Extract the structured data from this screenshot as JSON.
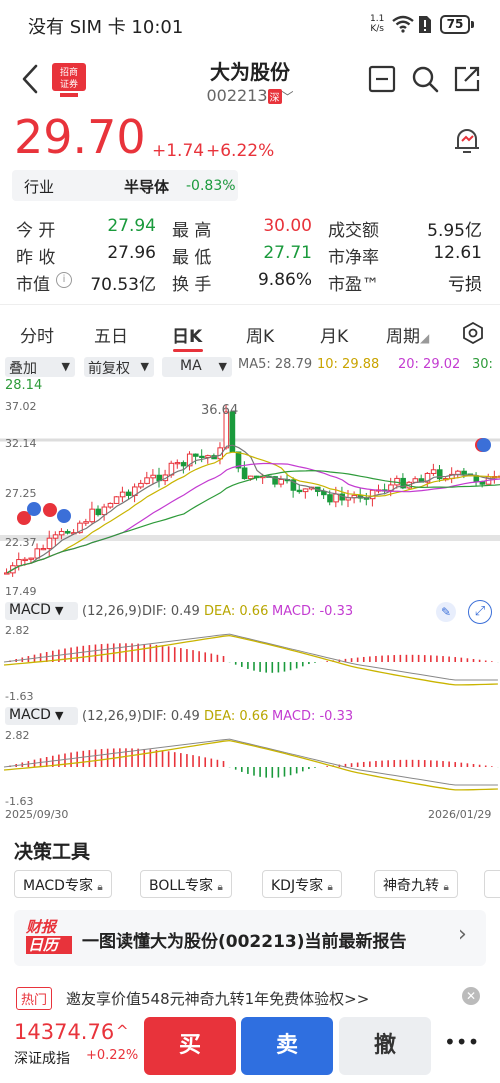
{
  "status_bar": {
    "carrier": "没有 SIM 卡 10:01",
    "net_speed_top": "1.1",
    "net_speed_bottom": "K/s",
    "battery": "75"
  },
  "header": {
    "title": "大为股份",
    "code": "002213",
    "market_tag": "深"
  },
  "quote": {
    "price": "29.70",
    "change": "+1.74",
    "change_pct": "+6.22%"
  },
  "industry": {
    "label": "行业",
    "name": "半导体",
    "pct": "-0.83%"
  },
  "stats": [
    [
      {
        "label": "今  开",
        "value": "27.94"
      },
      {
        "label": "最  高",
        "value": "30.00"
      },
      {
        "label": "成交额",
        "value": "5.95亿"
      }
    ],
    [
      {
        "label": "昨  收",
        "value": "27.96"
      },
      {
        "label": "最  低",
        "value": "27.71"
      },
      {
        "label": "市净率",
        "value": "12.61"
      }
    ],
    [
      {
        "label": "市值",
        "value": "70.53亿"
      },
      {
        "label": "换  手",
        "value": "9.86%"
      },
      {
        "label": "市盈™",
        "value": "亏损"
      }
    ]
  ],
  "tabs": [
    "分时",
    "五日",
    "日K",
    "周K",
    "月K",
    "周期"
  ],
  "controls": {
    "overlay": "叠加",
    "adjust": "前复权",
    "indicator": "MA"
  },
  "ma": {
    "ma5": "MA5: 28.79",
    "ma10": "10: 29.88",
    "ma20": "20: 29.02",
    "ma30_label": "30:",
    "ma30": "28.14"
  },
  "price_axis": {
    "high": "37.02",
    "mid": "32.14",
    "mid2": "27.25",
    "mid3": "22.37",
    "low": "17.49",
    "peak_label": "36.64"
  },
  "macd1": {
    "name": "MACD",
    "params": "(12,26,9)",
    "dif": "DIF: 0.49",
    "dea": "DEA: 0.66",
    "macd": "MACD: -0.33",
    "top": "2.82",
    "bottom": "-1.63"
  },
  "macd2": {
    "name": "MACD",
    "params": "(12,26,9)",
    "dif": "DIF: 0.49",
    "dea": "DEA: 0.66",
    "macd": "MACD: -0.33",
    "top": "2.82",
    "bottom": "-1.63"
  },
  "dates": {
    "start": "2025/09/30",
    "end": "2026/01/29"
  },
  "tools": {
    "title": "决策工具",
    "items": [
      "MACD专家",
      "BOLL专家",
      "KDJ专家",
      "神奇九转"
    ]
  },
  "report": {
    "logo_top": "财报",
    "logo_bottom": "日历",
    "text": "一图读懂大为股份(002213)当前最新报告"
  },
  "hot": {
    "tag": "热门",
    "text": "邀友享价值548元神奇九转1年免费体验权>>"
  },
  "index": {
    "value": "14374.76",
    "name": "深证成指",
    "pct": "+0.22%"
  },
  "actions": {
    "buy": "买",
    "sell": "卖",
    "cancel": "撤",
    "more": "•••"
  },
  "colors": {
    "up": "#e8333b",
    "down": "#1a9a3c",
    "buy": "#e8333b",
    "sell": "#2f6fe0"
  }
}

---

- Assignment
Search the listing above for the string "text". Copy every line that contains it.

- Finished exercise
    "text": "一图读懂大为股份(002213)当前最新报告"
    "text": "邀友享价值548元神奇九转1年免费体验权>>"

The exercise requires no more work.